At the weekend I took the long route down to Pembrokeshire to pay a visit to Ramsey Island before it closes for the winter at the end of next month. After spending another couple of weeks volunteering there in June, I wanted to visit later on in the season, especially wanting to see the grey seals pupping on the beaches.
I tried to make the trip a couple of Septembers ago but poor weather on three consecutive days thwarted my attempt. This time I left my decision to visit to the last minute and with Saturday’s weather looking to be set fair, I set off down through Wales on Friday afternoon. The journey took longer than usual as I went via a different route, using country lanes through the heart of mid-Wales, eventually arriving in time to watch the rugby in the pub.
Having left my plans to the last minute, I couldn’t get a room in the B&B I used last time; the Coach House in the centre of St David’s. Instead, I booked into the sister property, Bwlch Carte, a cottage with a couple of B&B rooms on the edge of town but only about 10 minutes walk from the centre. I was glad I did as I woke to the view below – having left the curtains open, I woke to see mist across the heathland behind the cottage, with the hills poking out of the top – I’m glad I didn’t lie in!
The weather was perfect and the crossing to Ramsey about a calm as I’ve seen it. I spent the day wandering around the island, feeling like I should be getting on with some tasks, but instead just enjoying the scenery and sunshine. I had hoped that the heathland flowers would still be out but they had long faded and I will need to visit in late August to get them in their prime. However, just as photogenic, the drying grass and wilting bracken gave a rusty autumn tint to the land, showing that the fine weather was possibly just a last lingering flicker of the summer.
Most of the way around the island, where sounds could float up from the bays, I could hear seals, but it was only when I got to Aber Mawr, the largest bay on the island, that the importance of Ramsey Island for pupping could be seen. Ramsey is the largest breeding site for Atlantic grey seals in southern Britain and around 700 are born on its beaches every autumn.

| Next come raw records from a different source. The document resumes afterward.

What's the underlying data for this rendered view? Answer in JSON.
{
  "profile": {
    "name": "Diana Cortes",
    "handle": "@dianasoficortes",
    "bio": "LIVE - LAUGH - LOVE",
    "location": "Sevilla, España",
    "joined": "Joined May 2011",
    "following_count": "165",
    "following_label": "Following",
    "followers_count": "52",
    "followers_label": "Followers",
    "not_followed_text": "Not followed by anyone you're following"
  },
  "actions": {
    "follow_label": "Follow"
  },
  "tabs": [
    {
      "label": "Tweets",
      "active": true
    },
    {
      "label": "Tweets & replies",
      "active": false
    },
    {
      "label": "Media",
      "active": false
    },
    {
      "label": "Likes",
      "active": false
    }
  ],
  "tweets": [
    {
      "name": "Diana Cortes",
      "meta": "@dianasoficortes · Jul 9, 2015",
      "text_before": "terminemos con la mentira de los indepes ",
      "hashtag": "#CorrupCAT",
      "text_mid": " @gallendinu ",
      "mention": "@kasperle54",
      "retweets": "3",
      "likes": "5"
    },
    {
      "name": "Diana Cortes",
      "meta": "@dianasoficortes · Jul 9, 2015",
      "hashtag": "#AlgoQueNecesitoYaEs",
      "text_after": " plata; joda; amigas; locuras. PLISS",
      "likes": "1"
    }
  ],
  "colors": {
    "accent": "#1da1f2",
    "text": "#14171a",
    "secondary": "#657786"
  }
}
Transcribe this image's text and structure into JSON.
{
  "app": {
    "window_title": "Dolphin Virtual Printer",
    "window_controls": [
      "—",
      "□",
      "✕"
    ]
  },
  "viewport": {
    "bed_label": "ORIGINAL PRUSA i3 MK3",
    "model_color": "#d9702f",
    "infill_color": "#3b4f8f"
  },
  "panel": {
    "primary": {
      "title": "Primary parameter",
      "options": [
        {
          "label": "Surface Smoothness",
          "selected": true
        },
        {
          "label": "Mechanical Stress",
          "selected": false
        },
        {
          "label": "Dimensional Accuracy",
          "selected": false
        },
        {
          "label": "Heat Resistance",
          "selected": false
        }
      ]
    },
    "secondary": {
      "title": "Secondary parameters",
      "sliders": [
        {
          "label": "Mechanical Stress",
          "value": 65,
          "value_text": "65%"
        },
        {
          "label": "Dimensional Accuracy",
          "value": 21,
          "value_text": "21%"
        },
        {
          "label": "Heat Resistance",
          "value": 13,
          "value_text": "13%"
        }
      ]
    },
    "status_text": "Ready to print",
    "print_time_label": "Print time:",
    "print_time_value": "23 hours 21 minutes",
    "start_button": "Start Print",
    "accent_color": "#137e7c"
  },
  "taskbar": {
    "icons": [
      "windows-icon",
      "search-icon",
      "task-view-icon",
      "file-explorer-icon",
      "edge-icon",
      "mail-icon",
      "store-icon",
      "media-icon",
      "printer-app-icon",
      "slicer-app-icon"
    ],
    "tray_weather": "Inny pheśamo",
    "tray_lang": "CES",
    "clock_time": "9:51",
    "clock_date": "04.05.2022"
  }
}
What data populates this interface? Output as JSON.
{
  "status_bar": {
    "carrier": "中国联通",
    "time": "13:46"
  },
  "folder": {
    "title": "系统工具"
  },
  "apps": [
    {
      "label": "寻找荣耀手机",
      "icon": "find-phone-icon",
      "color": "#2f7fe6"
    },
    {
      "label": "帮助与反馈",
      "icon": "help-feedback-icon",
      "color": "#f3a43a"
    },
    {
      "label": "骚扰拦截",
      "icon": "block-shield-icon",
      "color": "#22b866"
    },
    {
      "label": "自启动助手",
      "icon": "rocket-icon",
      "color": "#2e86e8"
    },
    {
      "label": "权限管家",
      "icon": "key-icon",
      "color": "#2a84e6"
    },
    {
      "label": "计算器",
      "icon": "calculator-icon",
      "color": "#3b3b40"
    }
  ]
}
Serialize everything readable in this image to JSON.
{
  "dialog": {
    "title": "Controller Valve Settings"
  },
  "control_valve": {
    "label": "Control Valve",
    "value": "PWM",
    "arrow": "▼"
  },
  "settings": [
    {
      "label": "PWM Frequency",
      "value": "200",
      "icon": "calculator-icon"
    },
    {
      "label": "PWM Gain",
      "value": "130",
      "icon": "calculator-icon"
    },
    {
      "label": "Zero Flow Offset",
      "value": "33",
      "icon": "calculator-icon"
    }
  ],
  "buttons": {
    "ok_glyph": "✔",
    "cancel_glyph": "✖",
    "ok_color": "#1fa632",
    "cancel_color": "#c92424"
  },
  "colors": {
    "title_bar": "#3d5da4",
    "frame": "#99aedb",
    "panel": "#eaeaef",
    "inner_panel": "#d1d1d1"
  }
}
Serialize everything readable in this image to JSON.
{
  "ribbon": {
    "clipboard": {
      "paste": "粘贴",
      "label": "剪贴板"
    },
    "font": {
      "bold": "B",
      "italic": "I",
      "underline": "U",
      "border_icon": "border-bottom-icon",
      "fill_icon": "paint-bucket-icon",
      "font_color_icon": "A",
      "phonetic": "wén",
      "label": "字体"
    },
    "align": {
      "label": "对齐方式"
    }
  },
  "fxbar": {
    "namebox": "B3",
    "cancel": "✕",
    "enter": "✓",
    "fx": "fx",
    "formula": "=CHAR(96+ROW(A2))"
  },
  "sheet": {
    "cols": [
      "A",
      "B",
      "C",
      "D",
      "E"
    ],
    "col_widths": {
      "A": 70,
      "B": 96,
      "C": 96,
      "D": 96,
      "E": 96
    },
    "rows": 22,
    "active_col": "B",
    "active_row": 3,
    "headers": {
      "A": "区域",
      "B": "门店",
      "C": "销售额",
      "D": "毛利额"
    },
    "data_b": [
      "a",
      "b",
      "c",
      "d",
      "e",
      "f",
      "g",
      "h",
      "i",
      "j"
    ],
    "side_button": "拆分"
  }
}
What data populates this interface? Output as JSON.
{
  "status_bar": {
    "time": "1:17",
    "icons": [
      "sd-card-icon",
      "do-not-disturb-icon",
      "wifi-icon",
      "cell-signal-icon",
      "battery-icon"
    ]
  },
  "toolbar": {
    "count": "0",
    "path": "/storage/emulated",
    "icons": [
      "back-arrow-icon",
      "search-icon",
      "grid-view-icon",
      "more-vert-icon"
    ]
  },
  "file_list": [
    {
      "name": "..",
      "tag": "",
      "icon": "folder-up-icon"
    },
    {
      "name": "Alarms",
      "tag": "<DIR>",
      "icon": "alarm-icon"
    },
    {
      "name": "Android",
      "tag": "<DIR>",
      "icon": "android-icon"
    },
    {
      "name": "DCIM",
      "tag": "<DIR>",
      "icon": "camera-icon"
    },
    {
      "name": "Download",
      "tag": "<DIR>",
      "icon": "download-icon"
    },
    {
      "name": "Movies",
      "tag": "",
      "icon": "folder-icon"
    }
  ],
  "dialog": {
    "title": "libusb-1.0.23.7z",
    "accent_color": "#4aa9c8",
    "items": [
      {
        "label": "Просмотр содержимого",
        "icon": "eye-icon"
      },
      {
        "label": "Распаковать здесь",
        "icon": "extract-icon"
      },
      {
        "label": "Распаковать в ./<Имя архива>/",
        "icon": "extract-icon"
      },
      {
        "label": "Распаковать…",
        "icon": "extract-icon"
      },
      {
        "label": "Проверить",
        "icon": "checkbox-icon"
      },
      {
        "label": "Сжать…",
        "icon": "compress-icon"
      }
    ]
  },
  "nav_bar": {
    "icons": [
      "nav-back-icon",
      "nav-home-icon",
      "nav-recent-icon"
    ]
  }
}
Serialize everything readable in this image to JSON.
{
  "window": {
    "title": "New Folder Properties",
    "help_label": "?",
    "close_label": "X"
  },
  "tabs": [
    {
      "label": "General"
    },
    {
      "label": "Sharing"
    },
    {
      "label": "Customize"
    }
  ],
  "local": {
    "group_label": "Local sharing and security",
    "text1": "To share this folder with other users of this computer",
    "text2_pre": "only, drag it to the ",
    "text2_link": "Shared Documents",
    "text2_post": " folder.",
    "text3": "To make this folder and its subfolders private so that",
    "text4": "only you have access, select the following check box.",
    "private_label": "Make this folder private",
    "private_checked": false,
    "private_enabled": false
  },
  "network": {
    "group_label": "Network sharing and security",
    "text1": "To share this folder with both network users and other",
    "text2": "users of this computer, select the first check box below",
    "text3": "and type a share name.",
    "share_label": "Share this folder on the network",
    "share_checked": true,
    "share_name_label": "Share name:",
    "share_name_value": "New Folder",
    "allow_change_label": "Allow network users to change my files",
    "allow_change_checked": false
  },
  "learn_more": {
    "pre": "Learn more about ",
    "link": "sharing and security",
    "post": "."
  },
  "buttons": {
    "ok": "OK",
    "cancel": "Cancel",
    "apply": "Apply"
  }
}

Aber Mawr had its fair share with cows and calves spread out across its sand, pebbles and rocks.
The bird life was a little quieter than when I was there in June; some of the summer visitors were still around but the cliff-nesting birds were all gone to sea for the winter. However, the autumn migration was well underway with waves of hirundines (swallows and martins) flying through on their passage south. Before the 4:00pm boat arrived to take the visitors back across the Sound, including me for once, I spent a little time looking for a wryneck in one of the bays but without any luck – I’ll have to wait longer for my first ever sighting.
It was with sadness that I drove home yesterday – it’ll probably be summer again before I make another trip to the Island – but the long journey was well worth it, even for a visit of just a few short hours.